Palestinian children of Bedouin villages in the Negev desert use cameras to document land confiscation and destruction of their villages by the government of Israel. The following article was published in the September-October 2017 issue of NewsNotes.
Although President Trump sent his son-in-law and senior advisor Jared Kushner to meet with Israeli Prime Minister Benjamin Netanyahu and Palestinian leader Mahmoud Abbas on August 23, hope for a revival of peace talks remains slim. Netanyahu’s stance on ceding control of Palestinian land is clear: At a recent event to celebrate the fiftieth anniversary of occupation of the Palestinian territories, Netanyahu told the crowd gathered at the illegal Israeli settlement in the West Bank, “This is our country.”
“We are here to stay, forever,” Netanyahu went on to say. "There will be no more uprooting of settlements in the land of Israel. It has been proven that it does not help peace….We've uprooted settlements. What did we get? We received missiles. It will not happen anymore.” Without ambiguity Netanyahu has publicly declared that Israel will not compromise, and indeed, will continue its plan to remove Palestinians from their land, bit by bit.
In the Negev desert of southern Israel, which comprises over half of Israel’s territory, the village of Al Araqib was destroyed by Israeli forces on August 1 for the 116th time since 2010. Al Araqib is one of approximately 35 Palestinian Bedouin villages in the Negev which are “unrecognized” by Israel, though they are within its borders. As a result, they are not entitled to municipal services such as water, electricity, or trash collection.

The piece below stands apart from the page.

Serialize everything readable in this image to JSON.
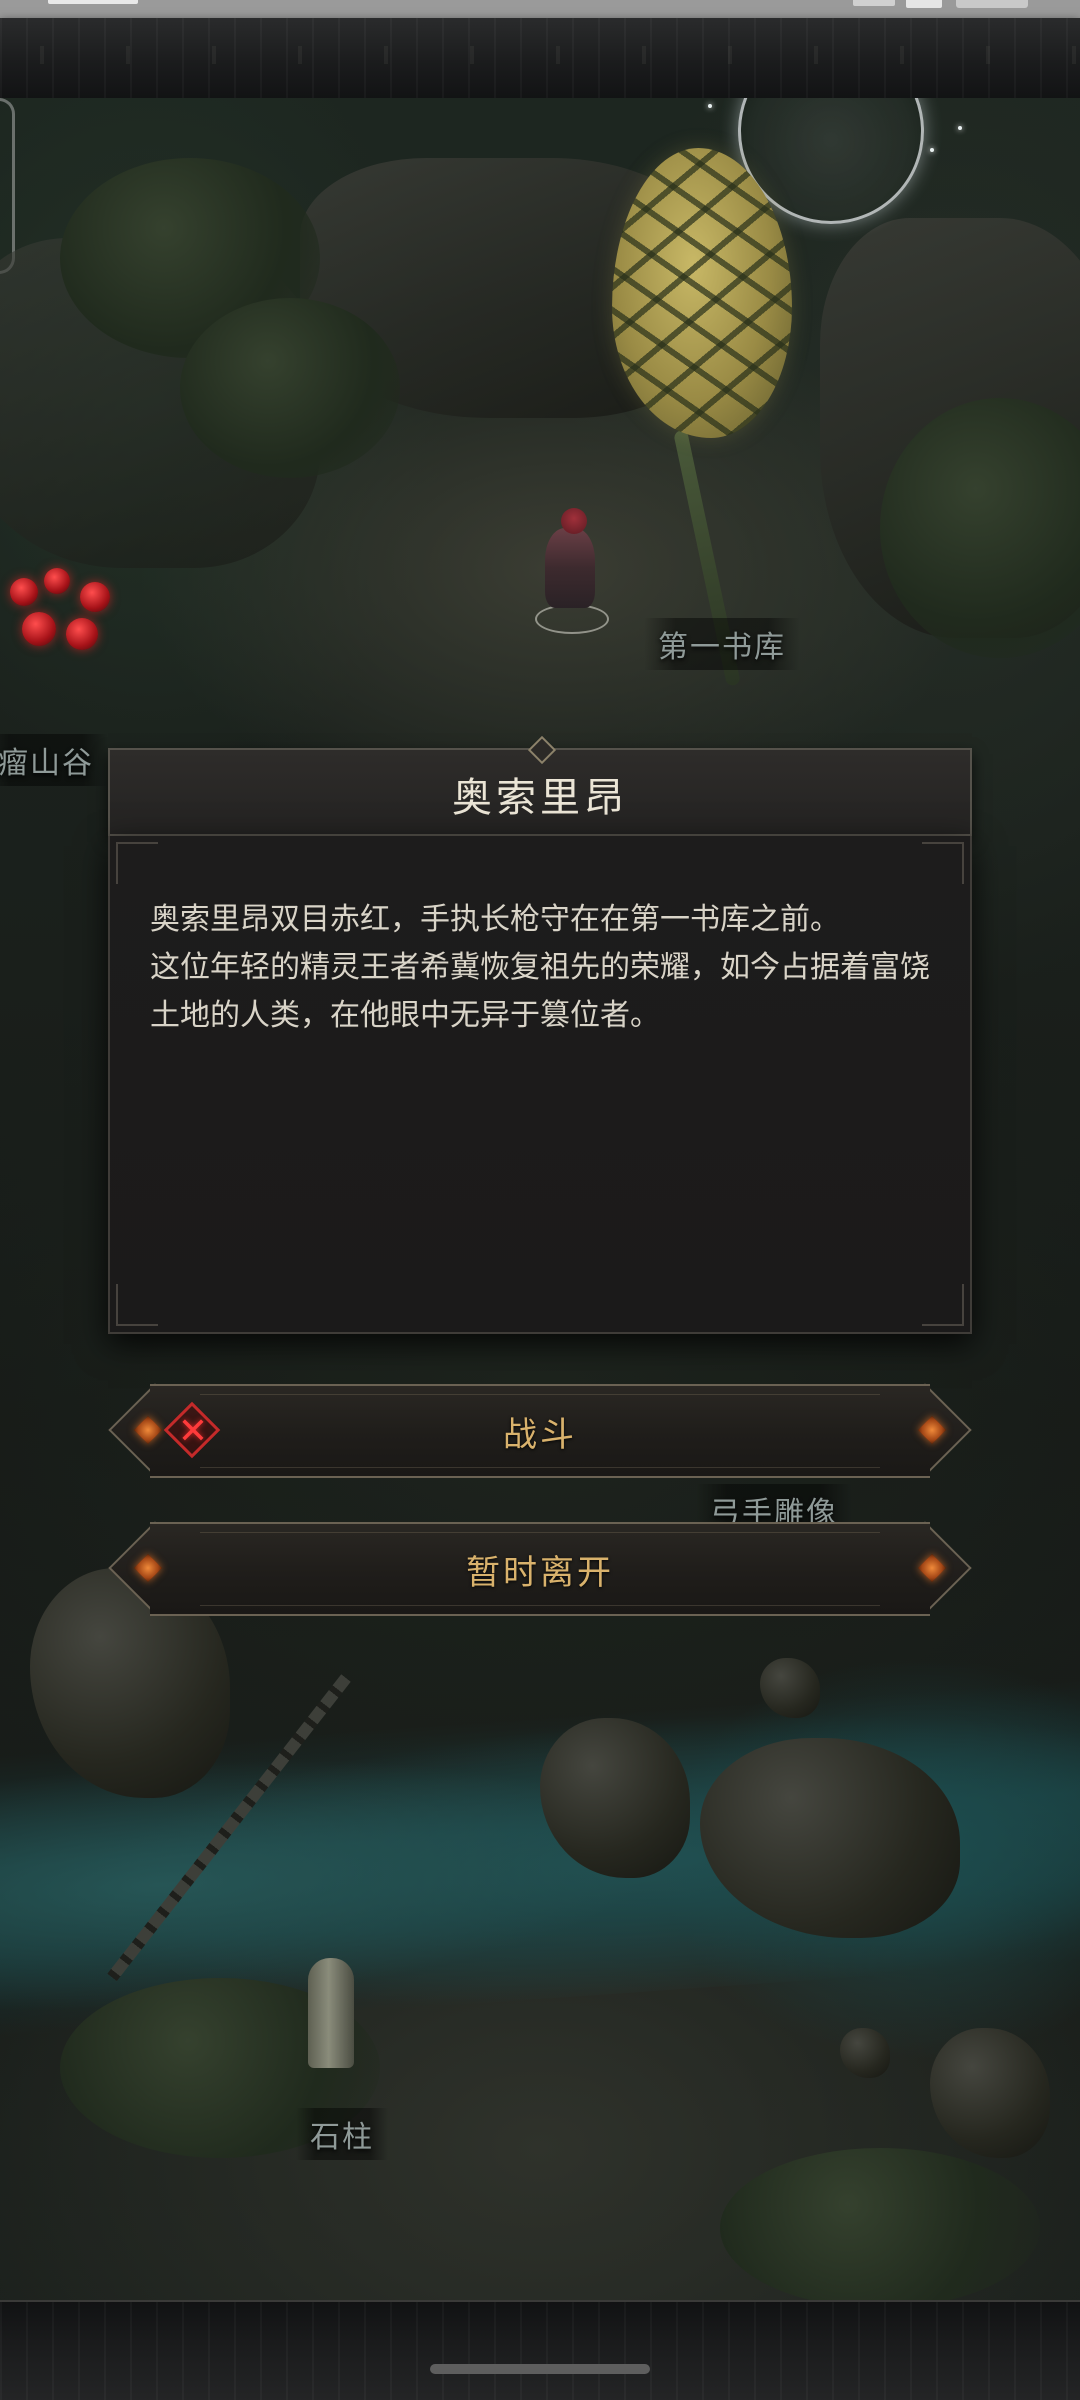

Some of these villages have been in existence since before the creation of the state of Israel. Others formed as a result of it – when the young Israeli government displaced entire communities onto new lands in the late 1940s. Many of them are under constant threat of destruction to make way for the construction of Jewish settlements, as is the case with the Bedouin village of Umm Al-Hiran. Early this year the Bedouin village was razed, and in its place, the Israeli government plans to build a new town called Hiran. Although the courts assured the Palestinian residents of Umm Al-Hiran that the new town would be open to all Israelis, the bylaws of the Hiran cooperative association clearly state that members must be “Jewish Israeli citizens or permanent residents who uphold the values of Judaism.”
Palestinians inside Israeli borders and in the occupied Palestinian territories have been dealing with this systematic and ongoing displacement plan since the State of Israel was formed. It is difficult to hope for a better future with such a challenging past and present, yet hope remains.
The fact that Al Araqib has been demolished more than 100 times in the last seven years also highlights the incredible tenacity and resilience of its residents: They have rebuilt their village over 100 times in seven years. While many have left the village, about 100 residents from 22 families remain. And every time the village is destroyed, those families immediately begin to rebuild using the demolished scraps.
Each time the village is under siege they hold nonviolent protests which receive international attention. Many organizations, both Jewish and Palestinian, work to support the unrecognized Bedouin tribes of the Negev, some with legal aid, such as Adalah, the first non-profit, non- sectarian Palestinian-run legal center in Israel, and others with education and economic programs, such as the Ajik-Negev Institute.
One creative nonviolent resistance effort is organized by the Negev Coexistence Forum for Civil Equality (NCF), a group that has coordinated ten-day photography workshops for children of the unrecognized villages since 2010. Children are given cameras and taught how to use them by volunteer professional photographers, both Palestinian and Jewish-Israeli. Photography has been recognized to be an important tool in documenting human rights abuses and NCF, along with other organizations, have been documenting the destruction of Bedouin villages for years.
The inspiration for the photography workshops was born out of the many requests professional photographers received from children of the villages to hold the camera while they were documenting demolitions. “We decided to provide not only tools but also equipment for the children to tell their story,” workshop organizers said. “In this manner, the child turns from being the object that is photographed to a subject that identifies significance in the world around him or her, and gives us a glimpse into their reality and point of view.”
Through this project NCF raises international awareness of the plight of Palestinian Bedouins while empowering children through learning a skill, introducing them to political engagement, building confidence and self-awareness, and teaching the incredible tool of nonviolent resistance.
Faith in action: To see some of the children’s pictures and learn more about the workshops, go to http://www.dukium.org/hrd-kids-workshops/.
Photo: Child with a camera during the Negev Coexistence Forum for Civil Equality photography workshop.